Although the Enacfire F1’s have a whole lot going for them, we found a couple things that weren’t too impressive.
First, the range is limited to about 30 feet. This means, the moment you move too far from your paired device, you’ll experience laggy transmission or a complete drop in the connection. Most wireless earbuds these days max out at around 50 feet, so the limited range might be a deal-breaker for some. If you require a pair of earbuds with a much improved wireless range, be sure to take a look at the TaoTronics SoundLiberty 79. They’re fully capable of up to 90 feet of range – and they boast some other sweet features too!
Secondly, the inclusion of micro-USB is a bit comical. Micro USB is outdated – it’s time for manufacturers to start using USB-C. While this may not make much difference to some, we’d love to see a standardized USB-C charging capability included. It’s 2020 – time to get with the program!
The Enacfire F1 True Wireless Earbuds have a whole lot of great things going for them. They’re compact, comfortable and simple to use. Additionally, they have outstanding battery-power and emit high quality tunes right from the box, with no tweaking. The value they provide is excellent – there is really no debating that. They perform quite well in most regards, although we did have a couple qualms about the wireless range and the use of micro USB. All in all, we wouldn’t hesitate to recommend them to anyone looking for an affordable, well-rounded pair of true wireless earbuds.
12 thoughts on “In-Depth Review of the ENACFIRE F1 Wireless Earbuds”
How is the Sound compared to the Jabra Elite 75t?
The manual specifically states:
“Do NOT submerge the earbuds in water. Do NOT expose the earbuds to moving water (e.g., from a faucet, etc.).
Do NOT wear the earbuds while showering or bathing, or when participating in water sports, e.g., swimming, waterskiing, surfing, etc.”
Where does your information come from that they are waterproof up to 1 meter?
Well then they are definitely misleading their customers. We placed them underwater and they still work great.

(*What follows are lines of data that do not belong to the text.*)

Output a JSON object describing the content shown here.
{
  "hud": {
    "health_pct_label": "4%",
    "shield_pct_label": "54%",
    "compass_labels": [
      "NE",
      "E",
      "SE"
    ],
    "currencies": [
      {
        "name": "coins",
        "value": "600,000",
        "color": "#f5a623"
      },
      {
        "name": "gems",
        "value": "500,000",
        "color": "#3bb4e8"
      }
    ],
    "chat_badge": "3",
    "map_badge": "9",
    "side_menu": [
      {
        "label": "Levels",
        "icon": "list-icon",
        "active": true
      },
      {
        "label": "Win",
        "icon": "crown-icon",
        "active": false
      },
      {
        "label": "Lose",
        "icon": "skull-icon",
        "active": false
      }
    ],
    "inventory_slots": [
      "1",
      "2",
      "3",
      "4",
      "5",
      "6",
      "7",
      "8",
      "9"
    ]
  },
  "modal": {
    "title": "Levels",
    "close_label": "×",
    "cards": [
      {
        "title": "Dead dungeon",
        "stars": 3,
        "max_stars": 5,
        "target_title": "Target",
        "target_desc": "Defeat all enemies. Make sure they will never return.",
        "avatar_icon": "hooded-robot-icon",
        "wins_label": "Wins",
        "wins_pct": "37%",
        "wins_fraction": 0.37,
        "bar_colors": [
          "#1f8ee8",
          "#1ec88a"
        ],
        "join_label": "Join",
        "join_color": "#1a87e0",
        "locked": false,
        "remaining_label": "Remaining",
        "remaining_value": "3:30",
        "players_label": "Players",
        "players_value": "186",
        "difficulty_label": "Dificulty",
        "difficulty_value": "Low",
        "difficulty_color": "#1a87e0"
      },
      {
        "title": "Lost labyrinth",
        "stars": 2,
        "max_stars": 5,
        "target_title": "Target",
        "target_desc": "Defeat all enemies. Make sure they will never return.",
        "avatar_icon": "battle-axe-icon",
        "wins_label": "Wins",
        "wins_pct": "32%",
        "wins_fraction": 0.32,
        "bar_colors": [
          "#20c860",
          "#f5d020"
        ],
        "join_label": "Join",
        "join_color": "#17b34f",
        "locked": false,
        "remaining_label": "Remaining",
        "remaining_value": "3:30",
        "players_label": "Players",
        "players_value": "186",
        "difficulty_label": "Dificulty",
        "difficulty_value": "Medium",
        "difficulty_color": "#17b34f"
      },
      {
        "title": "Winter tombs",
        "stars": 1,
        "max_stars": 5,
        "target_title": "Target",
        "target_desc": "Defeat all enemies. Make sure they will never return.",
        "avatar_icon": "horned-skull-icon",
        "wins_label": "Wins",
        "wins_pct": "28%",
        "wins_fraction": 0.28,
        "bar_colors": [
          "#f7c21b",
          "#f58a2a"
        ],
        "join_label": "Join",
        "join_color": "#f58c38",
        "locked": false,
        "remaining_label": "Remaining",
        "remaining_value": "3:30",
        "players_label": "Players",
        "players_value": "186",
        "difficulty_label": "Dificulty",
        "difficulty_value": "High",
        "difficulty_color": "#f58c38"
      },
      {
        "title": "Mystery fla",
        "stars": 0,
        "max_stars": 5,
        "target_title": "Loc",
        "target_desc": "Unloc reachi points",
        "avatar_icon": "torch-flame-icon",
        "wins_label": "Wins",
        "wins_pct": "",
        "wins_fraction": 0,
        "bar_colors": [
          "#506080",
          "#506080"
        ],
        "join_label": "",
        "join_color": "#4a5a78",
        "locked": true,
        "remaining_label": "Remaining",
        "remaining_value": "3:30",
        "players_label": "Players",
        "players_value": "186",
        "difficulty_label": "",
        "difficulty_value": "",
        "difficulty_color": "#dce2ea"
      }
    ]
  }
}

They have clearly labeled the ENACFIRE F1 as IPX8 Waterproof. It says this in the title of the product on Amazon and elsewhere. IPX8 literally means, “Can be submerged deeper than 1 meter. The exact depth is specified by the manufacturer.”
How do you adjust the volume? It seems to loud and I can not find out how to adjust the volume
I currently have the previous E18 version, which I am very pleased with. However, one aspect that I would like to see improved is the mono sound through the left earbud only in the E18, either when on a phone call, or if only using one earbud and the other is in the charger.
Do the F1 earbuds have audio through both earbuds if used separately? And, if use on a phone call do both earbuds have sound or is it still mono like the E18?
Which you pick: the ENACFIRE F1 or ENACFIRE Future Plus or E18 Plus for overall sound and comfort?
I’d say go with the Future Plus – we love them. Check our review of them here: https://nerdtechy.com/enacfire-future-plus-review
Price and ratings seem about the same for the TaoTronics SoundLiberty 79 and ENACFIRE F1.
Which is the preferred, and why ?
Thanks for the great reviews !
How do you adjust the volume? Since these are connected through my fire box, the volume doesn’t adjust through the
How long battery is life
Hi I have had several pairs of these headphones because once the battery on the case goes completely flat and the you re-charge it, it stops charging the headphones so once the headphones run out of battery they become redundant as there is no way to charge them. Have you encountered this problem? Enacfire has (reluctantly) replaced them but will not admit that this is a common fault on the F1’s. this is a real shame as I really enjoy the headphones.
2 yeArs of daily driving for calls and working out. Only issue is the screens broke while cleaning. These have been a great investment! Still worth it. Bought my wife a pair also.